The person who should be most in the spotlight for the adjudication of the tackle is touch judge Andrew Cole, who was no more than a metre from the tackle when it happened. Cole's officiating style is non-confrontational to say the least, but had there been anything seriously untoward, there was nobody in the stadium better-placed to see it, nor anybody better-qualified to deal with it.
There was no flag though. Not even a consultation with Jo l Jutge. It was not a hidden bite at the bottom of the maul either, it was in daylight. The tackle was an ugly one, and it was off the ball - both elements of foul play and worth a stern ticking-off in themselves - but there is a world of difference between a spear-tackle and a physical confrontation gone wrong.
What caused Andrew Cole to keep his flag down?
Maybe, just maybe, the tackle was not as bad as it has been made out to be, or that there was some form of mitigation, e.g. the meaningful step forward into the contact situation by O'Driscoll before Mealamu and Umaga struck?
'Spear-tackling' is quite an accusation to make.
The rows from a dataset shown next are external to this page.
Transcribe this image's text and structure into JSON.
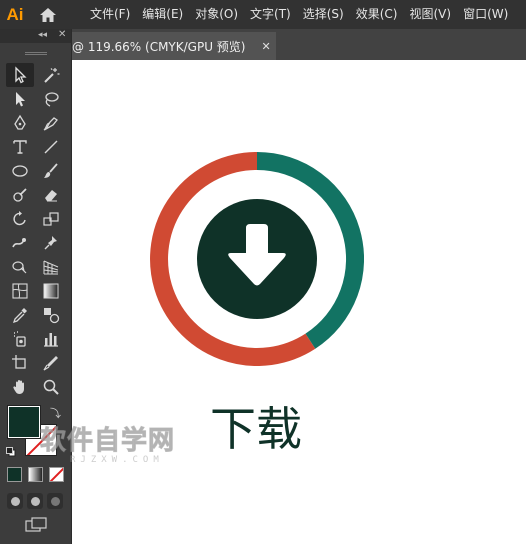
{
  "app": {
    "logo": "Ai"
  },
  "menu": {
    "items": [
      "文件(F)",
      "编辑(E)",
      "对象(O)",
      "文字(T)",
      "选择(S)",
      "效果(C)",
      "视图(V)",
      "窗口(W)"
    ]
  },
  "panel": {
    "collapse_glyph": "◂◂",
    "close_glyph": "✕"
  },
  "tools": [
    {
      "left": "selection-tool-icon",
      "right": "magic-wand-tool-icon"
    },
    {
      "left": "direct-selection-tool-icon",
      "right": "lasso-tool-icon"
    },
    {
      "left": "pen-tool-icon",
      "right": "curvature-tool-icon"
    },
    {
      "left": "type-tool-icon",
      "right": "line-segment-tool-icon"
    },
    {
      "left": "ellipse-tool-icon",
      "right": "paintbrush-tool-icon"
    },
    {
      "left": "shaper-tool-icon",
      "right": "eraser-tool-icon"
    },
    {
      "left": "rotate-tool-icon",
      "right": "scale-tool-icon"
    },
    {
      "left": "width-tool-icon",
      "right": "puppet-warp-tool-icon"
    },
    {
      "left": "shape-builder-tool-icon",
      "right": "perspective-grid-tool-icon"
    },
    {
      "left": "mesh-tool-icon",
      "right": "gradient-tool-icon"
    },
    {
      "left": "eyedropper-tool-icon",
      "right": "blend-tool-icon"
    },
    {
      "left": "symbol-sprayer-tool-icon",
      "right": "column-graph-tool-icon"
    },
    {
      "left": "artboard-tool-icon",
      "right": "slice-tool-icon"
    },
    {
      "left": "hand-tool-icon",
      "right": "zoom-tool-icon"
    }
  ],
  "colors": {
    "fill": "#0f3228",
    "stroke": "none",
    "ring_left": "#d04a33",
    "ring_right": "#127363",
    "inner_circle": "#0f3228",
    "arrow": "#ffffff"
  },
  "document_tab": {
    "title": "@ 119.66% (CMYK/GPU 预览)",
    "close_glyph": "✕"
  },
  "canvas": {
    "artwork_label": "下载",
    "watermark_main": "软件自学网",
    "watermark_sub": "RJZXW.COM"
  }
}
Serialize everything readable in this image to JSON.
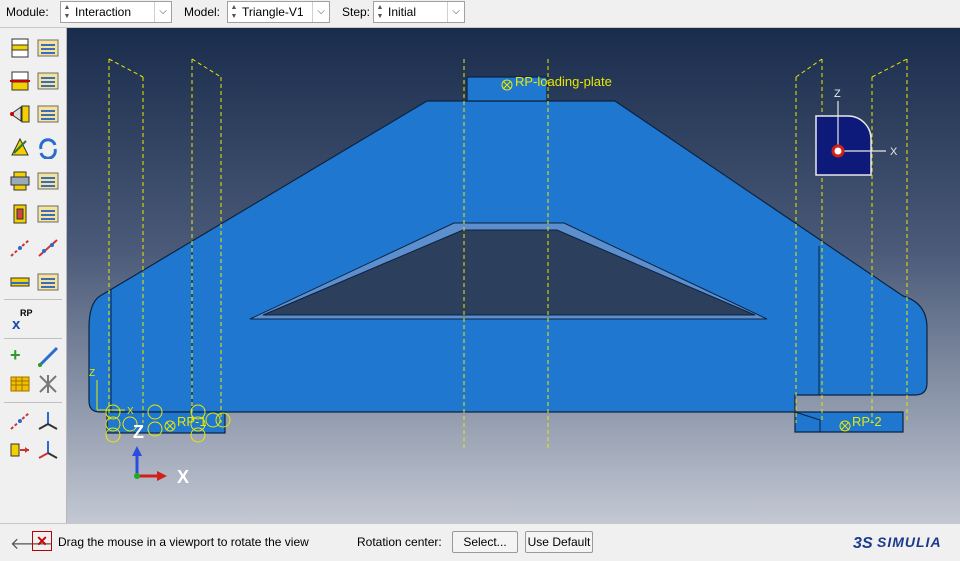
{
  "toolbar": {
    "module_label": "Module:",
    "module_value": "Interaction",
    "model_label": "Model:",
    "model_value": "Triangle-V1",
    "step_label": "Step:",
    "step_value": "Initial"
  },
  "left_toolbar": {
    "rp_tool_label": "RP"
  },
  "viewport": {
    "labels": {
      "loading_plate": "RP-loading-plate",
      "rp1": "RP-1",
      "rp2": "RP-2",
      "z": "Z",
      "x": "X"
    },
    "triad": {
      "z": "Z",
      "x": "X"
    },
    "compass": {
      "z": "Z",
      "x": "X"
    },
    "colors": {
      "part_fill": "#1f77d0",
      "part_edge": "#0a2342",
      "guide_lines": "#e8e800",
      "background_top": "#1a2c4c",
      "background_bottom": "#c3c8d3"
    }
  },
  "statusbar": {
    "prompt": "Drag the mouse in a viewport to rotate the view",
    "rotation_center_label": "Rotation center:",
    "select_button": "Select...",
    "use_default_button": "Use Default",
    "brand": "SIMULIA"
  }
}
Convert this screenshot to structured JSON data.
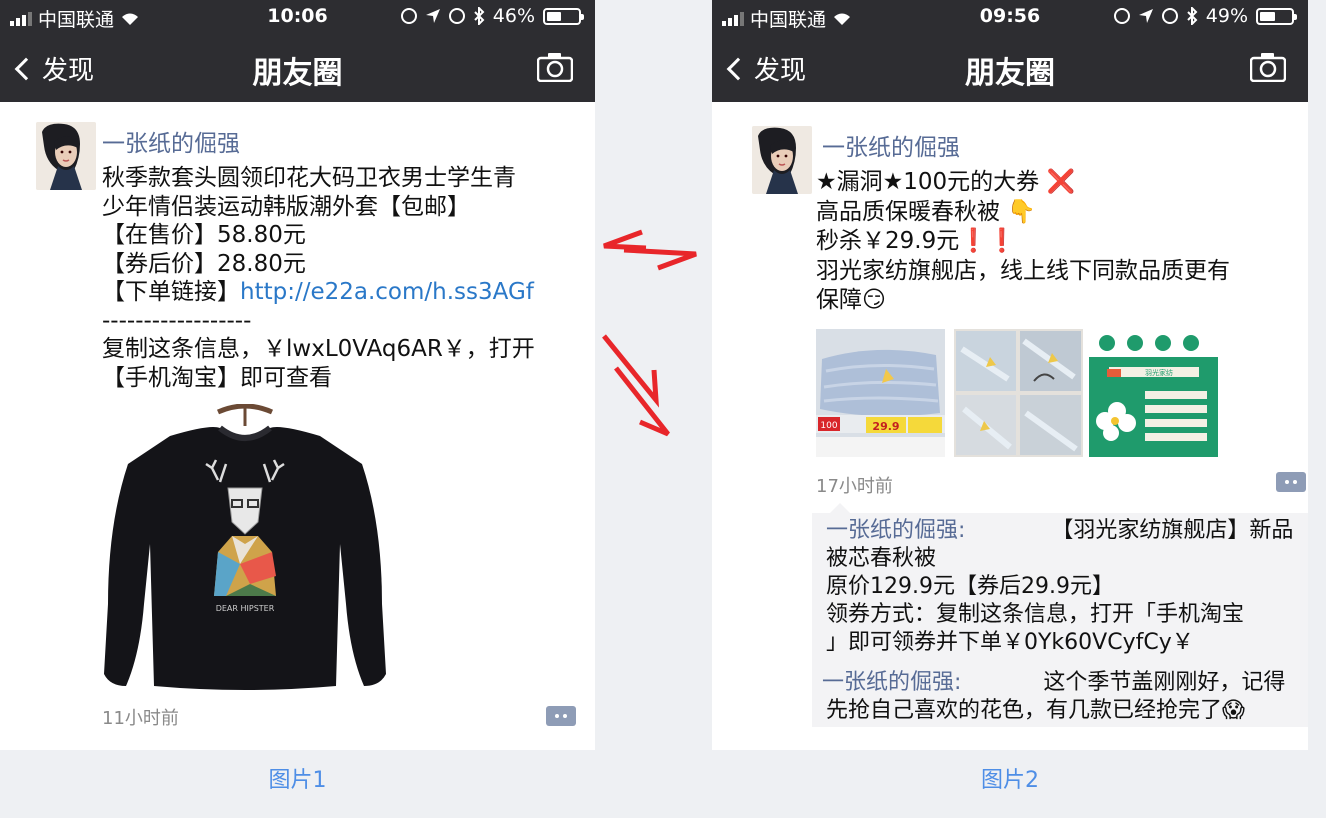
{
  "left": {
    "status": {
      "carrier": "中国联通",
      "time": "10:06",
      "battery": "46%",
      "battery_level": 0.46
    },
    "nav": {
      "back": "发现",
      "title": "朋友圈"
    },
    "post": {
      "author": "一张纸的倔强",
      "lines": [
        "秋季款套头圆领印花大码卫衣男士学生青",
        "少年情侣装运动韩版潮外套【包邮】",
        "【在售价】58.80元",
        "【券后价】28.80元"
      ],
      "link_prefix": "【下单链接】",
      "link": "http://e22a.com/h.ss3AGf",
      "divider": "------------------",
      "lines2": [
        "复制这条信息，￥lwxL0VAq6AR￥，打开",
        "【手机淘宝】即可查看"
      ],
      "sweater_print": "DEAR HIPSTER",
      "time": "11小时前"
    },
    "caption": "图片1"
  },
  "right": {
    "status": {
      "carrier": "中国联通",
      "time": "09:56",
      "battery": "49%",
      "battery_level": 0.49
    },
    "nav": {
      "back": "发现",
      "title": "朋友圈"
    },
    "post": {
      "author": "一张纸的倔强",
      "lines": [
        "★漏洞★100元的大券 ❌",
        "高品质保暖春秋被 👇",
        "秒杀￥29.9元❗❗",
        "羽光家纺旗舰店，线上线下同款品质更有",
        "保障😏"
      ],
      "thumb1_price": "29.9",
      "thumb1_badge": "100",
      "thumb3_title": "羽光家纺",
      "time": "17小时前"
    },
    "comments": [
      {
        "name": "一张纸的倔强:",
        "lines": [
          "【羽光家纺旗舰店】新品",
          "被芯春秋被",
          "原价129.9元【券后29.9元】",
          "领券方式：复制这条信息，打开「手机淘宝",
          "」即可领券并下单￥0Yk60VCyfCy￥"
        ]
      },
      {
        "name": "一张纸的倔强:",
        "lines": [
          "这个季节盖刚刚好，记得",
          "先抢自己喜欢的花色，有几款已经抢完了😱"
        ]
      }
    ],
    "caption": "图片2"
  },
  "colors": {
    "nav_bg": "#2d2d31",
    "link_blue": "#576b95",
    "url_blue": "#2a78c8",
    "caption_blue": "#4e8ee6",
    "arrow_red": "#e8262a"
  }
}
A spear-tackle involves lifting you opponent off the ground, heaving him over to one side and forcing him downwards headfirst into the ground. There is a very definite action required by the tackler's body to do this, and while the tackle looked pretty ugly, neither Umaga nor Mealamu looked to move in a manner that would see them actually spear O'Driscoll and pile in with a shoulder.
The rhetoric from a number of Lions fans has been a lot more repulsive than the tackle itself. Emails have been flying around urging vengeful maiming of Tana Umaga, a player who plays no more on the edge of the game's physicality than Martin Johnson did, and lest we forget, ignored an overlap in a Test match to help a pole-axed Colin Charvis.
Umaga is known among referees for his quiet respectability and adherence to rules on the pitch, so much so that his one angry quip at Peter Marshall after a hefty tackle - "It's a physical game, mate, not bloody tiddlywinks" - was met with real surprise. Mealamu's disciplinary record is just as clean, as is his general adherence to the rules.
Citing commissioner Willem Venter has examined the same video footage everybody else. Both he, in the aftermath, and Cole, at the time, decided that there was no case to answer. That is two world-class, experienced and neutral officials who have both been ideally-placed to adjudicate on the matter, and who have the full backing of the IRB.
Venter has not denied the existence of foul play, merely that the players would not have been sent-off for their actions - the 'red-card test' as advocated by the IRB. That is the key difference to the disciplinary treatment of Danny Grewcock. A bite is an instant red card, and once proven, there can be only one course of action. The tackle on O'Driscoll is nowhere near that clean-cut.
Whatever the ins and outs, the matter is closed until or unless the New Zealand management take action within their own camp. Until such a time, Sir Clive Woodward would do very well to forget producing the spin that has seen him concentrate his post-mortem exclusively on this one incident, and concentrate on choosing a team based on form and a more developed game-plan than the one that dissolved in the Christchurch rain. Brian O'Driscoll's health and the recriminations from the first match are now out of his hands. The Lions fortunes are not. Yet.
By Danny Stephens - Plane Rugby.